(Extracted information)

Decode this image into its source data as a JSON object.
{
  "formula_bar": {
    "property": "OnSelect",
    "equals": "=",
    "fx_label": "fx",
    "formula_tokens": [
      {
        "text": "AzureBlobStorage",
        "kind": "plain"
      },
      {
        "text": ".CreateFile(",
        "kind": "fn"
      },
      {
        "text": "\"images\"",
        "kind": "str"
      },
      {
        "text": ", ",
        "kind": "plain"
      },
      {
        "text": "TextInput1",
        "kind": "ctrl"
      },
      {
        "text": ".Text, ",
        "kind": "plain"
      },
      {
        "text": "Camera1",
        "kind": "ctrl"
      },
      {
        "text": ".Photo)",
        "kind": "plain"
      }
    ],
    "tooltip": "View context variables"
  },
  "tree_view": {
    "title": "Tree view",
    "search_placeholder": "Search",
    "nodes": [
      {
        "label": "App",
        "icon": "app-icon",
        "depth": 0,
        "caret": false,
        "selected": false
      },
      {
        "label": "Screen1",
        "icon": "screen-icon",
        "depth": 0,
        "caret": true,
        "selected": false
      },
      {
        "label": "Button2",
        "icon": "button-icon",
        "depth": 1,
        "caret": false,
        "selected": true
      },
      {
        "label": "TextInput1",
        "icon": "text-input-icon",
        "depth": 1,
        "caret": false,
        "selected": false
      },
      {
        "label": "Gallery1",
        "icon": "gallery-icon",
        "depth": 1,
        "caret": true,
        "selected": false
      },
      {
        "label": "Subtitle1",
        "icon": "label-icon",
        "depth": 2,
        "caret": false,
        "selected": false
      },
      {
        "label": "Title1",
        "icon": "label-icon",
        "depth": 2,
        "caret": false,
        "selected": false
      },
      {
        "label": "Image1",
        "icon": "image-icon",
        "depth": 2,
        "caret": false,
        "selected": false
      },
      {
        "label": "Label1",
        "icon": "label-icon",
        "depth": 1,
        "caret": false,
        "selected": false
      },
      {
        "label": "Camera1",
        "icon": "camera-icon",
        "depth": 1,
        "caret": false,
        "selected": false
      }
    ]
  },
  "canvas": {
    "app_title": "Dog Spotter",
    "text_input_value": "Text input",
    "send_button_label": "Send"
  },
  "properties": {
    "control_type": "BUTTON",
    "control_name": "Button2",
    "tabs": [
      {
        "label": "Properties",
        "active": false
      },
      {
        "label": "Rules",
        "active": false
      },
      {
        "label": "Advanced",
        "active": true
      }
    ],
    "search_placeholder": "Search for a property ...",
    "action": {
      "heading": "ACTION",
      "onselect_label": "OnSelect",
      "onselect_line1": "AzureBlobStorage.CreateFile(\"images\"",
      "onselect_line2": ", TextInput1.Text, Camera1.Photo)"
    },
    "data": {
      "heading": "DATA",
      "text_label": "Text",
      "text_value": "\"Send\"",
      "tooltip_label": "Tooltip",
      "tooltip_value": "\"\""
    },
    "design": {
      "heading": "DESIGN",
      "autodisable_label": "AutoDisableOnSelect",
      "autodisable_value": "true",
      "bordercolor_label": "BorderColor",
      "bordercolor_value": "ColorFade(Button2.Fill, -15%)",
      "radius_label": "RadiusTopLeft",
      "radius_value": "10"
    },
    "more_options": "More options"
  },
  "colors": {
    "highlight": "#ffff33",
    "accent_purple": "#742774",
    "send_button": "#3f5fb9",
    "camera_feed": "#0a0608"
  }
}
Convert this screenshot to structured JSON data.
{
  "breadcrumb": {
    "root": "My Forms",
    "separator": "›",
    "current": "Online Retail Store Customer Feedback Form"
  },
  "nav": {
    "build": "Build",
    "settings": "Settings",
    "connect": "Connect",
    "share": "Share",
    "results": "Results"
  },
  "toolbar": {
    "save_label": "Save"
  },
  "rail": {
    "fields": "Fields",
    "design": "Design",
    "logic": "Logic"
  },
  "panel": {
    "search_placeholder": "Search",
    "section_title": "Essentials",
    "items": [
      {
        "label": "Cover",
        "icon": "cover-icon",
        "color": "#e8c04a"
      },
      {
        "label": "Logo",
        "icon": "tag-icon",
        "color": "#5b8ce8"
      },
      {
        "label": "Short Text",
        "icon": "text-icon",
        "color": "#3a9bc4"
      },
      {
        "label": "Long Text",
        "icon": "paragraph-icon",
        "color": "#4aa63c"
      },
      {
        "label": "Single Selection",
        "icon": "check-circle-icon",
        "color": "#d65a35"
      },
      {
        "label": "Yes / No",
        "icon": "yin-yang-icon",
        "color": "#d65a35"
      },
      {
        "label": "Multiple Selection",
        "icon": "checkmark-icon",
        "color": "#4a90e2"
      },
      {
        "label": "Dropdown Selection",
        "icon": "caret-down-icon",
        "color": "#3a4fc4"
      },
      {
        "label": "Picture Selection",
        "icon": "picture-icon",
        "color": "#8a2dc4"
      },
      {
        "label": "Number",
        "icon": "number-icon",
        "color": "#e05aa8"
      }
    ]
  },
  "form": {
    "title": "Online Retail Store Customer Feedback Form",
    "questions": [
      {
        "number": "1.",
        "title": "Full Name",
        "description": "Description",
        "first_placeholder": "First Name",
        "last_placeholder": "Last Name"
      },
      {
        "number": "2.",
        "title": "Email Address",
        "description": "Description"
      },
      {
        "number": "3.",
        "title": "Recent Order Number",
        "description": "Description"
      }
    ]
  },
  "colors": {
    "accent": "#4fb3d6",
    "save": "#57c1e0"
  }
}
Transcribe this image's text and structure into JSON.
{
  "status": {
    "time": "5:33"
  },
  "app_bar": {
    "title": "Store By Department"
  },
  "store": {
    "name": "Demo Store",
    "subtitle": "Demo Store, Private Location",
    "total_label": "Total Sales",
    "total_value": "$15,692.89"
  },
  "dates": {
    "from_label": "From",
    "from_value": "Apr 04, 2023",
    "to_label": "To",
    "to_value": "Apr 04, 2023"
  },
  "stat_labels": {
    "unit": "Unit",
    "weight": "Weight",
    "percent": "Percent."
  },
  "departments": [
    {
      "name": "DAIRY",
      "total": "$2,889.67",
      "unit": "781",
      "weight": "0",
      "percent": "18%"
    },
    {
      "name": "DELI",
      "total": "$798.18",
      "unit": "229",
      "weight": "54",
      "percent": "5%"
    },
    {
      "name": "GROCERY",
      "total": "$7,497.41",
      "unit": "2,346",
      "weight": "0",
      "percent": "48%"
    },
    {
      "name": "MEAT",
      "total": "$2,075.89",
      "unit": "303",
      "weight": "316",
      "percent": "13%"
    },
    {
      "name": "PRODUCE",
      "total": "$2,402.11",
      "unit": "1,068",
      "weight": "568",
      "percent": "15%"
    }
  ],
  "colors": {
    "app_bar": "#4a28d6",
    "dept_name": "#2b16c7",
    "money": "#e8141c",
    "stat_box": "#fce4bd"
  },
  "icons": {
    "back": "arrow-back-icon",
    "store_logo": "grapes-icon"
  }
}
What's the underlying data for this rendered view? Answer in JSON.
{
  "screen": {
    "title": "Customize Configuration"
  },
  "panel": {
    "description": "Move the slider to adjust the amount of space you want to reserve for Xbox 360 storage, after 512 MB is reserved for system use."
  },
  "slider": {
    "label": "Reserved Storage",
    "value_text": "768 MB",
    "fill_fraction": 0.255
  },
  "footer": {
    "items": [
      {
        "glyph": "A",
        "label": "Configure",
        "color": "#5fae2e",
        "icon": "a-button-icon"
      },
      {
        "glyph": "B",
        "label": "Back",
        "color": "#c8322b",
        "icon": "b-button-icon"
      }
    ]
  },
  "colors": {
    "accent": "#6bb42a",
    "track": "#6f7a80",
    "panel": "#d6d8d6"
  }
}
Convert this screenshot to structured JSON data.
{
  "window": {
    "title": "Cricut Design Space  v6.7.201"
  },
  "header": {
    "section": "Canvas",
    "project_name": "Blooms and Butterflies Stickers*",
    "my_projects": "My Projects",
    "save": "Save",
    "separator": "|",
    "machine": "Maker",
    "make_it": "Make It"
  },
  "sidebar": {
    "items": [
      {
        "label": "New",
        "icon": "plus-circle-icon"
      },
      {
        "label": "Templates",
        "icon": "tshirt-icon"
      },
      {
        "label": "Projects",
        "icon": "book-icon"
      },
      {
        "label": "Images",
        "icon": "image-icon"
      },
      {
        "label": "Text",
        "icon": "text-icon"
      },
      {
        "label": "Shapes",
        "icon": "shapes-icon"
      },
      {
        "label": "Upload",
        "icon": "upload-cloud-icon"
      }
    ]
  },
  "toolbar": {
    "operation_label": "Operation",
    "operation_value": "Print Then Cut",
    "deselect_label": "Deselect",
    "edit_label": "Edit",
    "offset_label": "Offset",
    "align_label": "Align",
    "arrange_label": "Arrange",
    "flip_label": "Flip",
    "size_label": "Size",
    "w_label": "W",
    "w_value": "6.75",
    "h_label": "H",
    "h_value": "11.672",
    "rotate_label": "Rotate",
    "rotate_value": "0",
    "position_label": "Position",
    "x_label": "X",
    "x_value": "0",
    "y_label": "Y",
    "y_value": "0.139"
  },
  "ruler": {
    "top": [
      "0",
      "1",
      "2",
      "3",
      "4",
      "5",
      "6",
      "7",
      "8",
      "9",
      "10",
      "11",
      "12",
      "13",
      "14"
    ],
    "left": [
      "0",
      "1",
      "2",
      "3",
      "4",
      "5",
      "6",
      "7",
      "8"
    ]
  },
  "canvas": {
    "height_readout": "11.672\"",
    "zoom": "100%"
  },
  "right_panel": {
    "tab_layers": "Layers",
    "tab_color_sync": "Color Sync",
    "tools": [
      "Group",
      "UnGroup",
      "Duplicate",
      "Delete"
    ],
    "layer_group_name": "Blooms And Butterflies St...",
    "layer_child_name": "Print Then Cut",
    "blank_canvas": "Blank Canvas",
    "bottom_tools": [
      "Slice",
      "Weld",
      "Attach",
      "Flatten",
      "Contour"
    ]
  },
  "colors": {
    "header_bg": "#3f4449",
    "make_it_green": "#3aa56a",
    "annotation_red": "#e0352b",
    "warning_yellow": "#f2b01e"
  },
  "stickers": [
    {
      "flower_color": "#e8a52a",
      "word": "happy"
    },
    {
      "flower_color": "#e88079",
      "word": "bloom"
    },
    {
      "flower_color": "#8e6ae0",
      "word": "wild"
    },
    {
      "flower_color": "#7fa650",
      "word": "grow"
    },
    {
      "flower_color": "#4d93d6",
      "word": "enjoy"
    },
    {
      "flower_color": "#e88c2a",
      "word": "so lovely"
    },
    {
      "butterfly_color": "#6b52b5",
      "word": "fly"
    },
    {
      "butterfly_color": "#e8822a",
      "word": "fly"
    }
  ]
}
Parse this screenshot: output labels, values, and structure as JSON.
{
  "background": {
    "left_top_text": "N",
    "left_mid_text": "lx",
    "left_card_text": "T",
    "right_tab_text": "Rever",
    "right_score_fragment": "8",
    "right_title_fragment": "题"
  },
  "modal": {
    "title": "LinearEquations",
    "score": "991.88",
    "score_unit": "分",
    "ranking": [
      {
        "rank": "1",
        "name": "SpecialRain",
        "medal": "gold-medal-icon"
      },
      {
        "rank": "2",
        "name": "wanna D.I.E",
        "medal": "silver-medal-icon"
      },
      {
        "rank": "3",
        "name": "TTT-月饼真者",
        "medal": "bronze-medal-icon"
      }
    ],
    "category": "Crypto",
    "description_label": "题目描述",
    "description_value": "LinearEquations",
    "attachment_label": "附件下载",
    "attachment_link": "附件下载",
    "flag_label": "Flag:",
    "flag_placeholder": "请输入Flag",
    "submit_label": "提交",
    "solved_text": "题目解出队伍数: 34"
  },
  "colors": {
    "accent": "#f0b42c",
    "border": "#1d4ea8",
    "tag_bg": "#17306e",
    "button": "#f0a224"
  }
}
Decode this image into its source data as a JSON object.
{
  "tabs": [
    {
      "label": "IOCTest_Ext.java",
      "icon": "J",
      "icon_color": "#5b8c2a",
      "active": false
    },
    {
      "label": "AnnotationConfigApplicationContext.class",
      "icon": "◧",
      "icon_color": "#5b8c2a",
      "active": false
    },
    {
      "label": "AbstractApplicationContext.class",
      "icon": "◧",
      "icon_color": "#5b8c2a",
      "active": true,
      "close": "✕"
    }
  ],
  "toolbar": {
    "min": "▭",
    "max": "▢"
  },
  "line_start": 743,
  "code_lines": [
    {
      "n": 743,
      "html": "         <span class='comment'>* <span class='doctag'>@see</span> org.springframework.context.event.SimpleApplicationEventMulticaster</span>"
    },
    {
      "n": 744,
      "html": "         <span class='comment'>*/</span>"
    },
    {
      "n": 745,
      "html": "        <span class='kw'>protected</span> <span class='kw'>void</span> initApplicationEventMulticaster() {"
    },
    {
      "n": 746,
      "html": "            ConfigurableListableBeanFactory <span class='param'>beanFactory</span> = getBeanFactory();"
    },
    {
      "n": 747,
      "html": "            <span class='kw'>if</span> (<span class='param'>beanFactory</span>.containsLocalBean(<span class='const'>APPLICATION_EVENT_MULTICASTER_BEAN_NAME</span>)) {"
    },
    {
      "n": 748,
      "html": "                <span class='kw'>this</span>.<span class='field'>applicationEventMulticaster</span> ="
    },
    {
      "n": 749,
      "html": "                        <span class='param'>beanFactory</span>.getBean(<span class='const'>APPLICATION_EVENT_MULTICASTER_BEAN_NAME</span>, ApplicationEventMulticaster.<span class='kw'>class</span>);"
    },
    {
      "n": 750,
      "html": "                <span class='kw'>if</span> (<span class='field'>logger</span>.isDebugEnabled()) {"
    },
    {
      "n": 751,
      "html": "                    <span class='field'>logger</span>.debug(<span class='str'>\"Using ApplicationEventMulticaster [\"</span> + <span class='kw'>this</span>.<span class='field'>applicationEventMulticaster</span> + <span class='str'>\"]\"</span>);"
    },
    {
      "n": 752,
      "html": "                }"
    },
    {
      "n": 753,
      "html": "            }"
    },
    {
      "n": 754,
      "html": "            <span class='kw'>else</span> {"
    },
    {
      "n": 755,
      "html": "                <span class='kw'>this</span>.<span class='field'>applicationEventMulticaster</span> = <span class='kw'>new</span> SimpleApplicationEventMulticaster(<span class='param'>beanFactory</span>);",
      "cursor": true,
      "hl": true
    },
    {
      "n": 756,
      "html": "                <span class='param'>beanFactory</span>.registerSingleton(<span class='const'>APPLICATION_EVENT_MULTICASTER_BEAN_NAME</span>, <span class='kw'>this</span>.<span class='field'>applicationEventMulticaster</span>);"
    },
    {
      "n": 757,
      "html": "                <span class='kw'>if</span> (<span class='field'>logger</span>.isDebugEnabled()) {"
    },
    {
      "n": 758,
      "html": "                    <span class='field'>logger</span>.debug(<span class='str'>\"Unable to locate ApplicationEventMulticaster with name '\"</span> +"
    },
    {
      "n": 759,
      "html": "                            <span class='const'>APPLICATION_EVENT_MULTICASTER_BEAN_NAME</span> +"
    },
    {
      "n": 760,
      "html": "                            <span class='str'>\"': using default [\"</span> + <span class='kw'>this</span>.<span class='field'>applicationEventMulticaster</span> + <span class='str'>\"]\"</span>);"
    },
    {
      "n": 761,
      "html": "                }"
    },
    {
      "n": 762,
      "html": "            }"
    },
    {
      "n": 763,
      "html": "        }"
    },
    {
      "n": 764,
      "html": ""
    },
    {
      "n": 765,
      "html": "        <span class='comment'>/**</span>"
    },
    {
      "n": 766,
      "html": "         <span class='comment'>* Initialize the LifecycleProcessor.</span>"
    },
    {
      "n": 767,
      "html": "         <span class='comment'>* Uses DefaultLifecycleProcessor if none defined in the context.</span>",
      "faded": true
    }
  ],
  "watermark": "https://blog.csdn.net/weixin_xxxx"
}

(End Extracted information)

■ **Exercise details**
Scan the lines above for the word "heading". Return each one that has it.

■ **Answer to the exercise**
      "heading": "ACTION",
      "heading": "DATA",
      "heading": "DESIGN",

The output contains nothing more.